October 09, 2009
by Bryan Salvage
WASHINGTON — Agricultural Research Service (A.R.S.) scientists have developed technology that automatically scans poultry carcasses for contamination and it has been successfully tested in a commercial poultry plant. The system was developed by A.R.S. scientists Kurt Lawrence, Bosoon Park, Bob Windham and Seung-Chul Yoon, who work for the agency's Quality and Safety Assessment Research Unit in Athens, Ga.
Researchers have improved the hyperspectral imaging system so it can detect small amounts of fecal contamination. Creating individual wavelengths of light that pinpoint contaminants, the hyperspectral imaging technique combines digital imaging with spectroscopy.
In order to commercially test the technology, a prototype was placed in a poultry plant to detect contaminated carcasses. The system was developed through a research agreement with Stork Food Systems in Gainesville, Ga. According to Ms. Durham, carcasses were imaged after evisceration and before washing at a rate of 150 birds per minute. The system ran for several days without hardware or software problems and demonstrated its feasibility, according to one scientist.
The scientists are collaborating with agricultural engineer Kevin Chao and biophysical scientist Moon Kim at the A.R.S. Environmental Microbial and Food Safety Laboratory in Beltsville, Md. The Beltsville scientists developed an on-line imaging system to differentiate systemically diseased poultry carcasses from wholesome ones using the same hyperspectral imaging technology but at different wavelengths.
The fecal-detection and diseased-carcass-detection systems are being merged onto a common platform by the researchers and their industry partner that includes a line-scan hyperspectral imaging camera, lighting and operating and detection software. Merging both systems will aid in commercialization of the technology by creating one interchangeable imaging system that can be installed in different locations of the processing line to solve two separate and significant processing problems, Ms. Durham writes.

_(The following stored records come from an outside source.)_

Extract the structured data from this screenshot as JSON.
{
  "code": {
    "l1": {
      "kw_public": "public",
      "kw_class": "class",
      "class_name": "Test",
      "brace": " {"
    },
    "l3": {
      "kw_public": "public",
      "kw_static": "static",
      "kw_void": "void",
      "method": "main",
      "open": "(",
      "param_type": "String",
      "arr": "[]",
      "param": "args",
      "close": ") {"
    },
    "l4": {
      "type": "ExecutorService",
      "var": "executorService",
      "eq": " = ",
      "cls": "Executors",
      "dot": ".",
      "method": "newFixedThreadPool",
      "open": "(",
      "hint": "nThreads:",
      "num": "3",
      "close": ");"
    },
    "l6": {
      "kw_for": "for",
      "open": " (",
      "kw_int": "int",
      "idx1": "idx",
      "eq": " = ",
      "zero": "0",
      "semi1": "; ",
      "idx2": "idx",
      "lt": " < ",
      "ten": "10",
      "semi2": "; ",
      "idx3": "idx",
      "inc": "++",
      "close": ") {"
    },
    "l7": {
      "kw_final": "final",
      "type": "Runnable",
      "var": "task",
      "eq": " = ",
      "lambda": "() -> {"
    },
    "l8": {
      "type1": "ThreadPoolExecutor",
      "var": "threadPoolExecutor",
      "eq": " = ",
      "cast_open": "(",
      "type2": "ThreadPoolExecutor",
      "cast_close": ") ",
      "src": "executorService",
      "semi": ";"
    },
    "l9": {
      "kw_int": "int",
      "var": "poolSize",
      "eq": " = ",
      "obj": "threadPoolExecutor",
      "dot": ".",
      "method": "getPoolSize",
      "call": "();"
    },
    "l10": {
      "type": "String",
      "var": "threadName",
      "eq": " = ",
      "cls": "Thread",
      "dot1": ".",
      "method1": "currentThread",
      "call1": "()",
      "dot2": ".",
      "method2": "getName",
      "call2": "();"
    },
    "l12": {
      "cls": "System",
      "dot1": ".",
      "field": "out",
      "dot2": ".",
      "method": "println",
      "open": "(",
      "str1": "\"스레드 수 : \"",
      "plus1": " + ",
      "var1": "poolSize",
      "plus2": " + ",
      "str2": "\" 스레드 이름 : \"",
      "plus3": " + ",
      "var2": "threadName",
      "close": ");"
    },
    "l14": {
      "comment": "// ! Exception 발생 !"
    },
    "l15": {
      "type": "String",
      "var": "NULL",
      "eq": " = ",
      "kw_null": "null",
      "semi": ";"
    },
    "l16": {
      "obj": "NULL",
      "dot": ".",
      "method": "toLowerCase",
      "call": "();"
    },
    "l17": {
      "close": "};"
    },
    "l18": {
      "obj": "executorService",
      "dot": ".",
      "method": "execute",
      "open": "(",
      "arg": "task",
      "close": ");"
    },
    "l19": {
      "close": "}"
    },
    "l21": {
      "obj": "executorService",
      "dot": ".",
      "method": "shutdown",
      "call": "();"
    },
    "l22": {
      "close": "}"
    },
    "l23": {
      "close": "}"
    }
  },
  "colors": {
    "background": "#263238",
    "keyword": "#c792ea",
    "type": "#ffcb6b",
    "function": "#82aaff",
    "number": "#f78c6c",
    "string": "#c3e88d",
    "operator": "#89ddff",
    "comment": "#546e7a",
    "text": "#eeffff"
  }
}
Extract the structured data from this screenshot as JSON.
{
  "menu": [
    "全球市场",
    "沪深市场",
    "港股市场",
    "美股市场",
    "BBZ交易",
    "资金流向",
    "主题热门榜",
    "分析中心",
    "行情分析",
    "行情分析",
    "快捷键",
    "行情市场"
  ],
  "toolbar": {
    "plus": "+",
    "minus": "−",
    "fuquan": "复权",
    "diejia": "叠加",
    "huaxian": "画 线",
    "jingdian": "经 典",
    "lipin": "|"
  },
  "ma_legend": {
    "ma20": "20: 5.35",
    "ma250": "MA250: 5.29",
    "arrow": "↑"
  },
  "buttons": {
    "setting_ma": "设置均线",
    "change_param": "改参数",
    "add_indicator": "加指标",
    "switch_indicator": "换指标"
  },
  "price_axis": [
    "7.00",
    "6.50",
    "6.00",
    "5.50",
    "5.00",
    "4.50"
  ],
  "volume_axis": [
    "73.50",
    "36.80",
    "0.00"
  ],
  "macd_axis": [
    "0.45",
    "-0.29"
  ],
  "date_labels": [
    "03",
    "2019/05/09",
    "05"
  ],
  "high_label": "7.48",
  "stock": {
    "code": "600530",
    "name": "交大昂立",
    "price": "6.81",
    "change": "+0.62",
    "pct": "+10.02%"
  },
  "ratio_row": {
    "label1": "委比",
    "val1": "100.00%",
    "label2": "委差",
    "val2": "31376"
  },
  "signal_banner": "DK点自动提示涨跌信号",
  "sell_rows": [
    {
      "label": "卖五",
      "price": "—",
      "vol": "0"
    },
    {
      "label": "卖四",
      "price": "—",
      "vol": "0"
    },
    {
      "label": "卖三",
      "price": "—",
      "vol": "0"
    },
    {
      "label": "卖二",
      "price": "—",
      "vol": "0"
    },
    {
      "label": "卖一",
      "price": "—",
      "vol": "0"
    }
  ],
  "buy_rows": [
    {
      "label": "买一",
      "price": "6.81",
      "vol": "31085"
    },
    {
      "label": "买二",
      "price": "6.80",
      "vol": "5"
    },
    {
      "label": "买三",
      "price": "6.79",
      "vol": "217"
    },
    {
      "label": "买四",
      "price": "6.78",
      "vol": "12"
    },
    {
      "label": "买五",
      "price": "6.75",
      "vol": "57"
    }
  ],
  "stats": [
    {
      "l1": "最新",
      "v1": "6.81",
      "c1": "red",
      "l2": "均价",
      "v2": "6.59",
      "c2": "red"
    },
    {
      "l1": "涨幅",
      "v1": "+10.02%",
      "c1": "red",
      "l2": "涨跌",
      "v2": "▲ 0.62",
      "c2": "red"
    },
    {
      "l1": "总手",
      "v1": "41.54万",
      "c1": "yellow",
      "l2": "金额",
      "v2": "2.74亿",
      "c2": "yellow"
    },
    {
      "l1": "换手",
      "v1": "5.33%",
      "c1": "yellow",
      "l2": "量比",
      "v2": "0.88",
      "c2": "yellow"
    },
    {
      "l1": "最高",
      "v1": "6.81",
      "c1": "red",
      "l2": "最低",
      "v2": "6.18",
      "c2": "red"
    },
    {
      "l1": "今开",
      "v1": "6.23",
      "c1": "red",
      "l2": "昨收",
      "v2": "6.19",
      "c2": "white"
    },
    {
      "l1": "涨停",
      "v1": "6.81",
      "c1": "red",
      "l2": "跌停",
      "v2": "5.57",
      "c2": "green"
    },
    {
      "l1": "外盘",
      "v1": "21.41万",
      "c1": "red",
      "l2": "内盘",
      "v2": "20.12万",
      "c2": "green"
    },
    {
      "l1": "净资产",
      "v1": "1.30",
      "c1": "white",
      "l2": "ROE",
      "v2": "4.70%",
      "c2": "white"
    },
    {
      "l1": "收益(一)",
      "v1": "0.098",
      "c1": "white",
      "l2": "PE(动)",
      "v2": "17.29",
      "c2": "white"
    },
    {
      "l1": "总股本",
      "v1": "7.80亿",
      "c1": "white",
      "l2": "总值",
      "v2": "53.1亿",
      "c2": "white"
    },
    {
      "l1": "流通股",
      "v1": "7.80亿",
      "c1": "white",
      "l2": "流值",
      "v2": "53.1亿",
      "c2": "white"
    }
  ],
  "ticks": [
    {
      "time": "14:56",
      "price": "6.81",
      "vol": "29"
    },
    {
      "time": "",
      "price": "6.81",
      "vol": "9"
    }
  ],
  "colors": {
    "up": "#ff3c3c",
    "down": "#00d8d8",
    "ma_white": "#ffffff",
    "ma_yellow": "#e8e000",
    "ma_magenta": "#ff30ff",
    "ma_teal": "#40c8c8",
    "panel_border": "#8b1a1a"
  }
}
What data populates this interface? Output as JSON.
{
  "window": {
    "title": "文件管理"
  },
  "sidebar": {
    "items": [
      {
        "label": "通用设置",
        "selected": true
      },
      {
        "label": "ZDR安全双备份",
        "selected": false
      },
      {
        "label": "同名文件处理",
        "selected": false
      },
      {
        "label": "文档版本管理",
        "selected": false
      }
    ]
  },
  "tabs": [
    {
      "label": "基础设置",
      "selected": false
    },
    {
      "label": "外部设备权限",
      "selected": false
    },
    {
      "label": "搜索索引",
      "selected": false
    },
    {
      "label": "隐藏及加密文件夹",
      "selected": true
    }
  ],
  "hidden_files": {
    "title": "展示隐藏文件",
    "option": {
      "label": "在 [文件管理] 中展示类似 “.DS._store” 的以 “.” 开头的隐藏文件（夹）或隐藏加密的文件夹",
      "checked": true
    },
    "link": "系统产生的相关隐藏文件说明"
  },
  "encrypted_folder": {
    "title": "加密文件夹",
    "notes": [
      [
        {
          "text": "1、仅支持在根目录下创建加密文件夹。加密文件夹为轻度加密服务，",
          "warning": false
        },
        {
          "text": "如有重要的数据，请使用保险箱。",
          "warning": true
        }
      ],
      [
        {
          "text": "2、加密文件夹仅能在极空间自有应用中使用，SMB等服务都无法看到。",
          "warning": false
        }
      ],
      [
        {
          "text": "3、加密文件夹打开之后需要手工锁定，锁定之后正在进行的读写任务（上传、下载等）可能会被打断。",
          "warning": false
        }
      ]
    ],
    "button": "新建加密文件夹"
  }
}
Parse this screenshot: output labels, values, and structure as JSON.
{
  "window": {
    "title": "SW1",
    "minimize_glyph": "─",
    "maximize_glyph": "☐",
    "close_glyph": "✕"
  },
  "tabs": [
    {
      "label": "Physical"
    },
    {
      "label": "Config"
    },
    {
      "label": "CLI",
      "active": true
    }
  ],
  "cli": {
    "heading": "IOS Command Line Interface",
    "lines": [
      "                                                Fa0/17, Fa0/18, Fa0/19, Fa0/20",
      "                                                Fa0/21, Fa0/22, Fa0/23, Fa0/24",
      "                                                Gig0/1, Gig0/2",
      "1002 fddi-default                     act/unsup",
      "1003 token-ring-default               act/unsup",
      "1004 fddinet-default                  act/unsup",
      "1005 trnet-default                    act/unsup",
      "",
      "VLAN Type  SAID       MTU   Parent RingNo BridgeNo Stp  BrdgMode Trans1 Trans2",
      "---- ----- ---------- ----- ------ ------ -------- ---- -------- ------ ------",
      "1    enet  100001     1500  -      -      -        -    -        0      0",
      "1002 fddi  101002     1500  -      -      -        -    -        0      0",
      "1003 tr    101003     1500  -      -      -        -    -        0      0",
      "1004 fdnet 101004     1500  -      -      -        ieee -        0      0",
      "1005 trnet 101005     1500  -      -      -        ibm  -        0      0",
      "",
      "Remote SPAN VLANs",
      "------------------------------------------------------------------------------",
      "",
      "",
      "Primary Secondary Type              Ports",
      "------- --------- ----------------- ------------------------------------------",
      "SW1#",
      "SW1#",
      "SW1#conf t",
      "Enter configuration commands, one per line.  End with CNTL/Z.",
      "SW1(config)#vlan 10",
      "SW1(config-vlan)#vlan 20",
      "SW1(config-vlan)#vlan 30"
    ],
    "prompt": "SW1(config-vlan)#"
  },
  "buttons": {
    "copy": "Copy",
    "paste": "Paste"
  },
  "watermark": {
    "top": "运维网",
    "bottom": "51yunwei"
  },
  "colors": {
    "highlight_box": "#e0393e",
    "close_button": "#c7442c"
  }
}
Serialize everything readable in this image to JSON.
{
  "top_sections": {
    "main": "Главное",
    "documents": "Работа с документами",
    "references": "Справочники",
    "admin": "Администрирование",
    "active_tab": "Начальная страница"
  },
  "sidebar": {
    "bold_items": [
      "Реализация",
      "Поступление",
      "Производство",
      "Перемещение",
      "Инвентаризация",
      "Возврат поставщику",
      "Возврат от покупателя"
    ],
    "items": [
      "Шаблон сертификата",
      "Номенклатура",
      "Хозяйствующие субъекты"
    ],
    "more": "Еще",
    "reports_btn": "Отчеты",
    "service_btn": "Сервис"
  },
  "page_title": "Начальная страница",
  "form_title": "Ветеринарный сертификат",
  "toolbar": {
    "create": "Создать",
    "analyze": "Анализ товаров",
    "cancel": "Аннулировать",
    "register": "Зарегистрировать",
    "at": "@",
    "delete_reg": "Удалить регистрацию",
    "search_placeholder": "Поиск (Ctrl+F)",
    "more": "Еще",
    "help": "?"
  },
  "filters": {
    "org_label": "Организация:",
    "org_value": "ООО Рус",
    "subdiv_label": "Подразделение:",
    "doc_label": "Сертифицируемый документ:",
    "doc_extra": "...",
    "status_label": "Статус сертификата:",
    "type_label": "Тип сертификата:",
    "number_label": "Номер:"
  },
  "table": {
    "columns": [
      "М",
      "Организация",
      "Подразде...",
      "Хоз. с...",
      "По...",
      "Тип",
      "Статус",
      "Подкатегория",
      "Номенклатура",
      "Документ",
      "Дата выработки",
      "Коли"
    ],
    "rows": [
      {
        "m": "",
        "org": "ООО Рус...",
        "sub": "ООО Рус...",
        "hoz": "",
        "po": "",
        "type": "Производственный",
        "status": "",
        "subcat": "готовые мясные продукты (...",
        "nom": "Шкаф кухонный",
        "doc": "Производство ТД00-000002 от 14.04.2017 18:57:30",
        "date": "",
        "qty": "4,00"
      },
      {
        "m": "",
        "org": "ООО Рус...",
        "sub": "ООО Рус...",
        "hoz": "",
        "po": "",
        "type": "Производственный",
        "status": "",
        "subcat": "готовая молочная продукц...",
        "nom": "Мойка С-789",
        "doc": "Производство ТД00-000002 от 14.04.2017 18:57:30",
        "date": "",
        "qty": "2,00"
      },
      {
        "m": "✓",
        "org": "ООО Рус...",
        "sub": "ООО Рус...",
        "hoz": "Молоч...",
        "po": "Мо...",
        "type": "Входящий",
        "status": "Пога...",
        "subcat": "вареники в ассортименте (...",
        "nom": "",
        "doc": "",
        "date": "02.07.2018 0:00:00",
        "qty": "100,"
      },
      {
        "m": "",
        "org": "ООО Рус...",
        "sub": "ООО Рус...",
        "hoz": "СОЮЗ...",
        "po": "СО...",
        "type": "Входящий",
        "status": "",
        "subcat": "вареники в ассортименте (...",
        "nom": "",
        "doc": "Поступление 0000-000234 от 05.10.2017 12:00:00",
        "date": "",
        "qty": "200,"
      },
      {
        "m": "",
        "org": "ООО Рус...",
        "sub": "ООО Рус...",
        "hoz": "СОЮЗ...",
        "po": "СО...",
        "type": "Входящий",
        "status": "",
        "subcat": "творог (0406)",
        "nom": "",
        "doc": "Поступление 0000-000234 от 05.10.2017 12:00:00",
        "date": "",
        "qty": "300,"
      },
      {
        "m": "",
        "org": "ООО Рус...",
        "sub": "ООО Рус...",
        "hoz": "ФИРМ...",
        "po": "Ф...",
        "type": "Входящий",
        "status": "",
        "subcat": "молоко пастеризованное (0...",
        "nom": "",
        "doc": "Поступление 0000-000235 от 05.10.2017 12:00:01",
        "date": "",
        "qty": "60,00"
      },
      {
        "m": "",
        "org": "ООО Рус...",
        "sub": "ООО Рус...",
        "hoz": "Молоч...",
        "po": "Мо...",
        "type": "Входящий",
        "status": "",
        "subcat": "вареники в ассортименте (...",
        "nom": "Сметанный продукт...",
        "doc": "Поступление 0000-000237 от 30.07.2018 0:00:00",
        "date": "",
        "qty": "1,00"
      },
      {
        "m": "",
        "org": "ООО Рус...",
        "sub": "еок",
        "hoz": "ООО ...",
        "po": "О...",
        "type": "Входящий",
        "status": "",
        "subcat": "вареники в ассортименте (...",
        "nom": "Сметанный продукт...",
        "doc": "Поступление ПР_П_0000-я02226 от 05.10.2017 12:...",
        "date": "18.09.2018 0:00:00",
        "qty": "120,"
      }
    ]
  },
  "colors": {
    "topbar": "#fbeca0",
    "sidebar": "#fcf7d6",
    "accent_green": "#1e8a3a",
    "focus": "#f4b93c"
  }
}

Combining both systems will also allow processors to more easily integrate such a system into their operations, the researchers added. The team plans to have a new prototype tested by the end of 2009. Researchers in Athens have also developed and implemented a new image-processing method to identify and remove false-positive readings.